The Australian Federal Court has recently handed down a decision in the matter of Nutrientwater Pty Limited v Baco Pty Limited [2010] 2 FCA 2. This is a case about products that look similar to each other.

The case revolves around the enhanced water market. The applicant, Nutrientwater produces a number of lightly flavoured water beverages enhanced with nutrients and vitamins. The respondent, Baco competes with Nutrientwater directly in the enhanced water market. The enhanced water market is a fairly new market in Australia, and there are a number of other similar products on the market including Coca Cola’s Vitaminwater range.

Nutrientwater sought various relief against Baco. The substance of its case is that there is a striking similarity between the appearances of Baco’s Grassroots water products and Nurientwater’s water products. Nutrientwater claimed that a number of features of its product distinguished the product, including the label design, the shape of its bottles, and even the colour of the product itself. To a certain extent, this is true – visit your local supermarket and have a look at the products in question.

However, on the basis of the evidence before the Court, it appeared that the features that Nutrientwater claimed were distinct features of their product also appeared in common usage across the market, in particular with Vitaminwater and Smart Water.

One curious aspect of this case, and one that Baco made submissions on, was that many of the features that Nutrientwater claimed were copied or were similar to Vitaminwater’s features. Vitaminwater was a leading brand in the United States but was a late entry into the Australian enhanced water market.

While Baco used a number of features which were common in the market, Baco’s product design was also intended to be distinctive. This was achieved through a clearly different branding direction, for example, having a different name and logo.

In summary, Nutrientwater failed to make out its claims because:

  1. It failed to establish a relevant reputation in the features that Baco allegedly appropriated.
  2. It failed to establish that by adopting features common in the market, Baco misrepresented, misled, or deceived purchasers into thinking that the products were associated with Nutriwater.
  3. By branding and packaging, Baco clearly differentiated its products from its competitors.

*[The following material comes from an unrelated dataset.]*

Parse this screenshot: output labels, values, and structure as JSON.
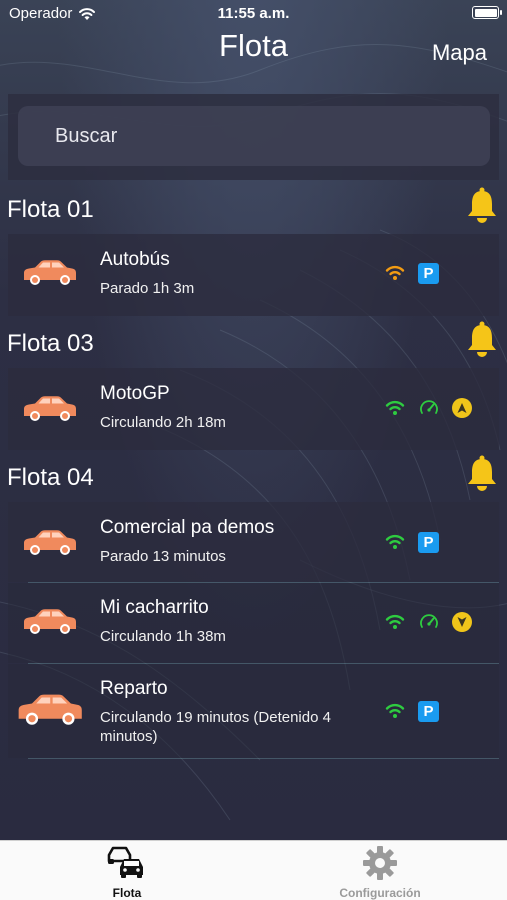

What we can take away from this case is that a trader may be permitted to adopt the features of a competitor’s products, in situations where those features are commonly used in the market and not likely to deceive or mislead the ordinary, reasonable consumer into thinking that the products belong to the competition or are associated with the competition.

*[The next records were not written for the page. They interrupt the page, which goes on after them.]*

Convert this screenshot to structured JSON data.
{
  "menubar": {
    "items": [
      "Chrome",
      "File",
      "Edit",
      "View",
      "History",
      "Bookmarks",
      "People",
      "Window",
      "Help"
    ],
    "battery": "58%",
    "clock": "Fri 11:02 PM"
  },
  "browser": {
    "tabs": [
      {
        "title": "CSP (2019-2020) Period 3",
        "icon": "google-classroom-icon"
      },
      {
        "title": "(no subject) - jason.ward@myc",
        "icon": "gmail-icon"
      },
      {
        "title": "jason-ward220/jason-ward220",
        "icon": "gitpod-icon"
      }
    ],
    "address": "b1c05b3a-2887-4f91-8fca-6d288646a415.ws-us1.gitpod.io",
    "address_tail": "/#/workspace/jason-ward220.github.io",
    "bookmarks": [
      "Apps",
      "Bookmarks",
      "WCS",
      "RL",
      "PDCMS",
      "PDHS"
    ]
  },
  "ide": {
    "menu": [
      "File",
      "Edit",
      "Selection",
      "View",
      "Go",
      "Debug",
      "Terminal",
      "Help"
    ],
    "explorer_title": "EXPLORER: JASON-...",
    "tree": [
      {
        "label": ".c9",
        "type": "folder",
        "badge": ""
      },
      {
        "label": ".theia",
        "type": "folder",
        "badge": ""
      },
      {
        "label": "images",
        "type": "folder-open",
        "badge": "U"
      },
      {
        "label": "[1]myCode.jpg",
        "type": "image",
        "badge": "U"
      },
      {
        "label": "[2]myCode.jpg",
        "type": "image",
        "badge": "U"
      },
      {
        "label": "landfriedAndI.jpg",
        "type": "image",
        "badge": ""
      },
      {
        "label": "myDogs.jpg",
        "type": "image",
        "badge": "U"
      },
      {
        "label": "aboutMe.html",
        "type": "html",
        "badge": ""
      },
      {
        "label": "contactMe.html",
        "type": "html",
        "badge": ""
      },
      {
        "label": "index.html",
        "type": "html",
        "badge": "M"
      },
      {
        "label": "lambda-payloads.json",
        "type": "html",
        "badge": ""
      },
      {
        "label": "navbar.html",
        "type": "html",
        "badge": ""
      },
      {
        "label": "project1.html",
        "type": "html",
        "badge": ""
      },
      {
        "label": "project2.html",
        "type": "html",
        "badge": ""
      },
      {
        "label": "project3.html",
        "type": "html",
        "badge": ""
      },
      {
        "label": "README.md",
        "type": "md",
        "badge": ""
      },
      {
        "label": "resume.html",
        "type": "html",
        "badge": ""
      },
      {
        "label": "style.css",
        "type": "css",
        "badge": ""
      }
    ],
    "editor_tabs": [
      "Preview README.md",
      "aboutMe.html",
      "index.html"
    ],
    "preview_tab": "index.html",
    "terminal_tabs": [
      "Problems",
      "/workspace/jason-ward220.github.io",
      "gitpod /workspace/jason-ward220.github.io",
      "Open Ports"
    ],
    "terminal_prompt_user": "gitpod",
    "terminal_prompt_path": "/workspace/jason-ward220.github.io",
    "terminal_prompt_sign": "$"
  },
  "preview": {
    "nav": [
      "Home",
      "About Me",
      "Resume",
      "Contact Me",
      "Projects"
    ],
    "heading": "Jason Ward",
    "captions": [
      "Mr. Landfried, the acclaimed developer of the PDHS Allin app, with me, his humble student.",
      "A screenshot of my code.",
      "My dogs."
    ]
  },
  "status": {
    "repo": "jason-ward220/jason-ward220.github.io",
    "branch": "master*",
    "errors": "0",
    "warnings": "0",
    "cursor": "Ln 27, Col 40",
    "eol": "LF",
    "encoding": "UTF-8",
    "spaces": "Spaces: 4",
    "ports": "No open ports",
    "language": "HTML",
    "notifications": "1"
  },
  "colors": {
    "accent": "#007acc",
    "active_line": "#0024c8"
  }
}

The other thing we can take away from the case is that you should always try to protect or enforce your intellectual property rights if they are infringed, especially if they are for something new or inventive. In this situation by copying the successful market leader the entire market had diluted whatever interesting or inventive marketing that was initially associated with the product – and now all products in that market are only differentiated by their names, branding, and logos.